Read an Excerpt
We all have our own stories of the ways in which Rocky Mountain National Park has made a deep impression on us or changed us in some meaningful way. For many, it was love at first sight as they crested Pole Hill and saw Longs Peak and the rugged mountains of the Continental Divide stretch out high above the Estes Valley. This initial glimpse made it clear that they were entering a place they had been longing for deep withinthat nature was something their hearts were craving, though they didn’t know it until this moment.
There is little wonder why Rocky Mountain National Park is one of our nation's most visited national parks. Its jagged peaks and lush green meadows are enough to set any heart aflutter. The park’s 350+ miles of hiking trails make it one of the premier hiking destinations in the country. Grand vistas, quiet meadows, and pristine mountain lakes abound within its 415 square miles. It is a place that would take a lifetime to fully explore. Even the roads within the park are memorable. Not many places on earth can one drive up to over 12,000 feet above sea level and enjoy snow in July.
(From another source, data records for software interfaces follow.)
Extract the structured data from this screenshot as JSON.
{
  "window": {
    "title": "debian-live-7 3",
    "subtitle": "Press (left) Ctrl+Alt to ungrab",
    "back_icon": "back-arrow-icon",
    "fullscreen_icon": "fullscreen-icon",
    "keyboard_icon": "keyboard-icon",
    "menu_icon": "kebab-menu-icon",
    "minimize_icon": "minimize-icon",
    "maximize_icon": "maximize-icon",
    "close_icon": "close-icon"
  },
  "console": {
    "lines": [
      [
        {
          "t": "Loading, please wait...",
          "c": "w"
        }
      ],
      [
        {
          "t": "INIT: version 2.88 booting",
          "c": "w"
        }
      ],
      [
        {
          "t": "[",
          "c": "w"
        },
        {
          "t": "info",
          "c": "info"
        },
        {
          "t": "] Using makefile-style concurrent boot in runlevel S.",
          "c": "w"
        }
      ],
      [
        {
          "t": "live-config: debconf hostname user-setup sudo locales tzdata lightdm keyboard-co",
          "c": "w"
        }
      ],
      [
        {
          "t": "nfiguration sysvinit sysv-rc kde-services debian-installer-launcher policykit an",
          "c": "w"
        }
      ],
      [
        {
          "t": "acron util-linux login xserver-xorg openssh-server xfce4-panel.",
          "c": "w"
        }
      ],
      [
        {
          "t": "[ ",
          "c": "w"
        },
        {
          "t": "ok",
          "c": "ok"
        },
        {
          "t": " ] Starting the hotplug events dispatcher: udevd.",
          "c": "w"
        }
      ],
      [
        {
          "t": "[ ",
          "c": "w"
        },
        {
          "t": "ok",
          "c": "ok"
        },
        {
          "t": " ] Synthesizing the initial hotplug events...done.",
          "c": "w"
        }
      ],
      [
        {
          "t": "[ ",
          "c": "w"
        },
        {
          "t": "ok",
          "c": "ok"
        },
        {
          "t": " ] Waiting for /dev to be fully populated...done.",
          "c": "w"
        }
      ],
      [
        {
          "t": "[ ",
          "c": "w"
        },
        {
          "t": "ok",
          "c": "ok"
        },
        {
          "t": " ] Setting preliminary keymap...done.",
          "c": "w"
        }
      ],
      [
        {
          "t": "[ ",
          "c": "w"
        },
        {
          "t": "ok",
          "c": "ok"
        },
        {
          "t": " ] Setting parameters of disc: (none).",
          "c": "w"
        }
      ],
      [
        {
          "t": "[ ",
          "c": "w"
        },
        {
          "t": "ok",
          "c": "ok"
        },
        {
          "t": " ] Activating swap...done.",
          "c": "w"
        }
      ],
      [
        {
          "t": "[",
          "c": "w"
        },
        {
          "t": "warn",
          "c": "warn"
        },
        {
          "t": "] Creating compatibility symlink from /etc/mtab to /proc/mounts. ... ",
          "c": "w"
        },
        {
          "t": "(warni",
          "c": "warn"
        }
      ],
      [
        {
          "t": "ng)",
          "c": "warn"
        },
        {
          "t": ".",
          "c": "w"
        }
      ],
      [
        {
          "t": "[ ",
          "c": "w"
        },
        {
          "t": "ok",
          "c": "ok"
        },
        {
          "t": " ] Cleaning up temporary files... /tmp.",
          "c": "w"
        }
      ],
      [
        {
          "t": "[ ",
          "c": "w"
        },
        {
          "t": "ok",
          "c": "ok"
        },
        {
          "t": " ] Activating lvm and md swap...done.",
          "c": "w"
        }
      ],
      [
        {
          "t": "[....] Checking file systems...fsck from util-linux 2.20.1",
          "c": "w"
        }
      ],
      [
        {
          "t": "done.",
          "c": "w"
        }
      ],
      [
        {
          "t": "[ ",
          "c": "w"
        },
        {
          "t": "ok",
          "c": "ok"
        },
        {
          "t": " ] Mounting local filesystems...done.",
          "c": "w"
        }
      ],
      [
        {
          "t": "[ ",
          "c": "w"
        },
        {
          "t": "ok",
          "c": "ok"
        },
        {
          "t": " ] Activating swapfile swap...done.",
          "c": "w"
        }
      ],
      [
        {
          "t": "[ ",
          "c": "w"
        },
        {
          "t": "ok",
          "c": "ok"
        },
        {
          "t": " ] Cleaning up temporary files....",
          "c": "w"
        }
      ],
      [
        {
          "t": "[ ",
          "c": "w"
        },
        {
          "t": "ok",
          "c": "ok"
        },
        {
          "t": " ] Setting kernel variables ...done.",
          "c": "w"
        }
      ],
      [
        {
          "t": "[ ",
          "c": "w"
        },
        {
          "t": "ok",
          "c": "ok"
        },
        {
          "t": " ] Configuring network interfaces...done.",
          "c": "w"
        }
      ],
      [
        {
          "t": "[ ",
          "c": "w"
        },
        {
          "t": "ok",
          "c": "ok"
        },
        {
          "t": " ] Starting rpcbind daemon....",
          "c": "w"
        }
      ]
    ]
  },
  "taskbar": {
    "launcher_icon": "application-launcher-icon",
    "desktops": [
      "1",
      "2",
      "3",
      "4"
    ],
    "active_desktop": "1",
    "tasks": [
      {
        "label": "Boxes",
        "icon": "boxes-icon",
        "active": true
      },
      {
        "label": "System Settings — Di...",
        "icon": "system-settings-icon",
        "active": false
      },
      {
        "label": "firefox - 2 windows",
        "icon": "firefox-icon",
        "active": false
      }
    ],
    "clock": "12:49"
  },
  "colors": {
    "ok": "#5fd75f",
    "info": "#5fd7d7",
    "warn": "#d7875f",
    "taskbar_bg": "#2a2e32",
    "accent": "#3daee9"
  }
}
Rocky Mountain National Park is also home to abundant wildlife. Herds of elk can be seen grazing in the meadows seemingly without a care in the world. In the air above, hawks and eagles soar in the currents while mule deer and coyote play below at the edges of the forest. It is as if someone left the door of the zoo open. Yet this is no zoo. This is a homea home to over sixty different species of mammal that can wander freely, much as they did before the arrival of civilization.
One of the reasons we seem drawn to Rocky is our subconscious need for the natural world. Nature has the ability to push the Reset button inside of us. As we walk along gentle trails, sit beside a stream, or enjoy the open expanse of the tundra, we start to regain a sense of what is truly important in our lives. All that had previously weighed heavily upon us starts to be viewed within the larger picture of life and seems far less pressing than it had before. At the same time, the things that are truly important begin to become visible. The veil of our artificial world loses its power in the presence of the wilderness. Spending time quietly walking through the forest, watching a beaver build his dam, or enjoying a sunset over the Never Summer Mountains causes us to slow down and regain a sense of stillness within. For many, Rocky has become their place of refuge, their restoration area.
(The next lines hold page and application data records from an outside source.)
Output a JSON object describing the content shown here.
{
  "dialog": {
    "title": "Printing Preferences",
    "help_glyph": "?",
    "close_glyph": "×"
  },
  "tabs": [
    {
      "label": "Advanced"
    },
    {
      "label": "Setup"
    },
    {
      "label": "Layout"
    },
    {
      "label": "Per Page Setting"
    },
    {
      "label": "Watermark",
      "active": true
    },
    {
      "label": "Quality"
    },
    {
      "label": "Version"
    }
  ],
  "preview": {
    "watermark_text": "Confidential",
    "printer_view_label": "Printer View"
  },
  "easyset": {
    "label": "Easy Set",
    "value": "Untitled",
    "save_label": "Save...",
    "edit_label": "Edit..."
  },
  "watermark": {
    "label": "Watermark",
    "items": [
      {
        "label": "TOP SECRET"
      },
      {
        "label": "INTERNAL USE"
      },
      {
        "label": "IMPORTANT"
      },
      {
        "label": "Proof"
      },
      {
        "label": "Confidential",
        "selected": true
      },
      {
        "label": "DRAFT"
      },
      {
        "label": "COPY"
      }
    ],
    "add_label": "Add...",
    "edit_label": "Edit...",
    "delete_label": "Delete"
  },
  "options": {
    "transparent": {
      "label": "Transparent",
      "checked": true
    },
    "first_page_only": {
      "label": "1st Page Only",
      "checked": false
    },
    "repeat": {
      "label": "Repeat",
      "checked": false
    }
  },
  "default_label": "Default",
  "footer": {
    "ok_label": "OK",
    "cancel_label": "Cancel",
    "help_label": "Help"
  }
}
Rocky Mountain National Park is a place shared with family and close friends. Here, we are finally able to spend time with each other, renewing and strengthening these relationships that are so often neglected in the constant hustle and bustle of life. Hikes up to Dream Lake and drives along Trail Ridge Road at sunset become family traditions that are passed down from generation to generation.
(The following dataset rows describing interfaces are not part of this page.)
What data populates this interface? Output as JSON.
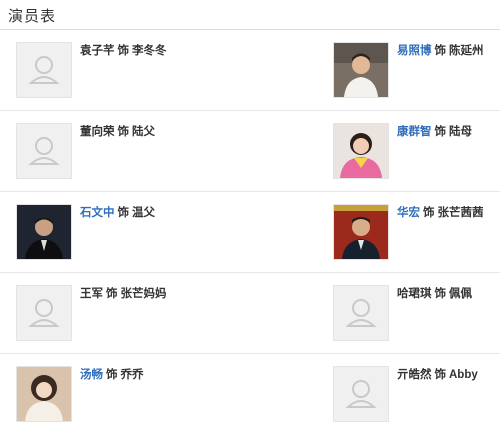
{
  "section": {
    "title": "演员表"
  },
  "cast": [
    {
      "actor": "袁子芊",
      "linked": false,
      "role_word": "饰",
      "role": "李冬冬",
      "photo": "placeholder"
    },
    {
      "actor": "易照博",
      "linked": true,
      "role_word": "饰",
      "role": "陈延州",
      "photo": "man-white-shirt"
    },
    {
      "actor": "董向荣",
      "linked": false,
      "role_word": "饰",
      "role": "陆父",
      "photo": "placeholder"
    },
    {
      "actor": "康群智",
      "linked": true,
      "role_word": "饰",
      "role": "陆母",
      "photo": "woman-pink"
    },
    {
      "actor": "石文中",
      "linked": true,
      "role_word": "饰",
      "role": "温父",
      "photo": "man-dark-suit"
    },
    {
      "actor": "华宏",
      "linked": true,
      "role_word": "饰",
      "role": "张芒茜茜",
      "photo": "man-red-background"
    },
    {
      "actor": "王军",
      "linked": false,
      "role_word": "饰",
      "role": "张芒妈妈",
      "photo": "placeholder"
    },
    {
      "actor": "哈珺琪",
      "linked": false,
      "role_word": "饰",
      "role": "佩佩",
      "photo": "placeholder"
    },
    {
      "actor": "汤畅",
      "linked": true,
      "role_word": "饰",
      "role": "乔乔",
      "photo": "woman-light"
    },
    {
      "actor": "亓皓然",
      "linked": false,
      "role_word": "饰",
      "role": "Abby",
      "photo": "placeholder"
    }
  ]
}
Our national parks exist to preserve and protect some of our nation's last remaining areas of wilderness, but at the same time, they are also protecting and preserving us. We may not realize it, but we need the natural world just as much as it needs our protection. In Rocky, we remember this beautiful symbiotic relationship that has existed for as long as mankind has walked this planet.